Tagged With theft
Palantir Technologies, the Peter Thiel-founded company known for its air of mystery and beer pong-friendly culture, has filed a lawsuit against early investor Marc Abramowitz, claiming he stole company secrets for his own gain and deceived company executives.
Earlier this month, Leoni AG, one of the world's largest manufacturers of wires and electrical cables, informed investors that the German company lost almost 40 million euros (or about $59.3 million) to online scammers. Today, we finally know how: According to investigators, the thieves simply spoofed emails to look like official payment requests, a tactic known as "CEO fraud".
The Internal Revenue Service suspect that Russian hackers are the culprits who stole the tax records of at least 100,000 people this year, and — yep, you read that right. Russian hackers! If you're getting déjà vu, that's because this marks the third time in very recent history that US government websites have been preyed upon for their shitty security by "Russian hackers".
It took Apple seven years to learn one hard lesson: The right security features can deter thieves from stealing your devices.
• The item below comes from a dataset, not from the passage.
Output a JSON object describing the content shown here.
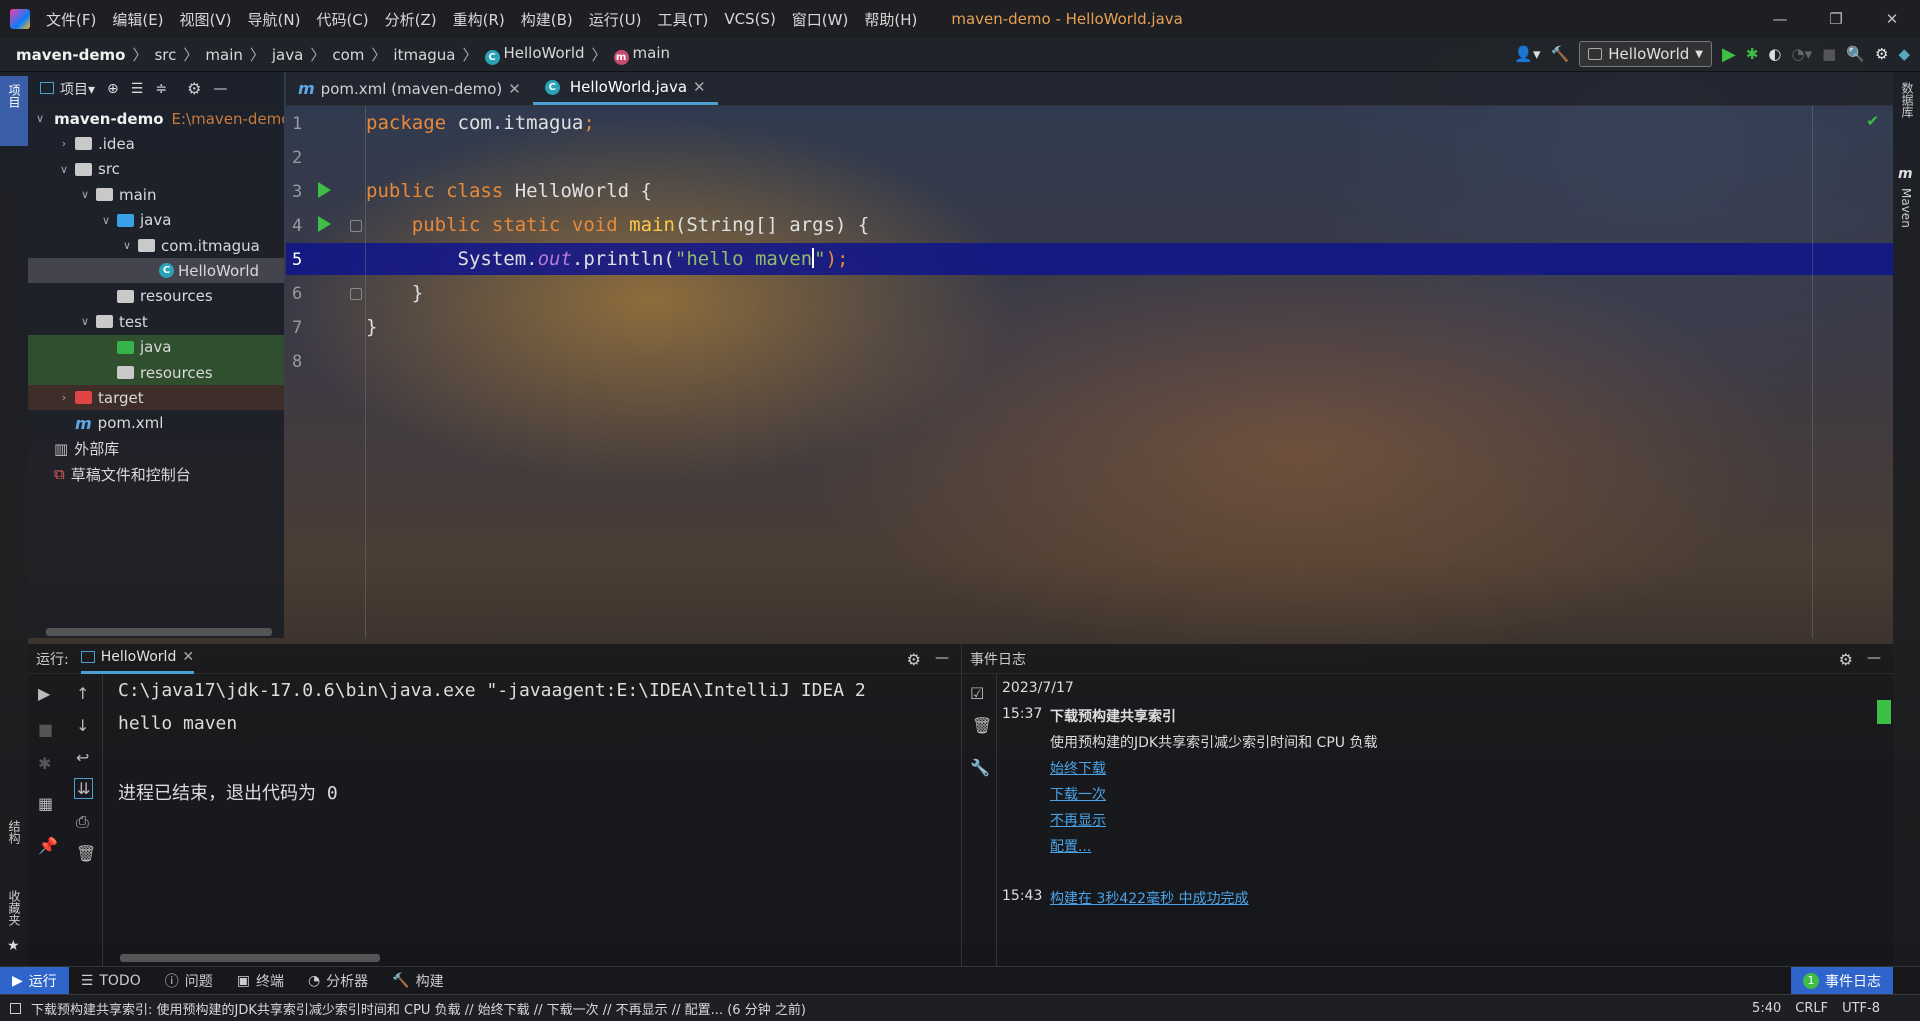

Unfortunately, the lesson hasn't transferred to Apple's new wearable.
With massive security hacks now coming on what feels like a weekly basis, two-factor authentication has become a modern necessity. But, leave the country and getting that access code can become a lot more difficult than just waiting for a text. Here's what you need to know and do before your next trip.
Good news, honest law-abiding citizens: Police in NYC, San Francisco, and London all report that after years of rising smartphone thefts, the trend is finally starting to reverse. For the first time, reported iPhone thefts are dropping. See? Those security features do work.
The likes of Apple, Google, Microsoft and other major figures in the smartphone industry have signed a pledge that will make it harder to steal mobile phones — from July 2015, at least. The pledge sees the companies promise to enable every smartphone user with the ability to remotely brick and wipe their phones when they're stolen.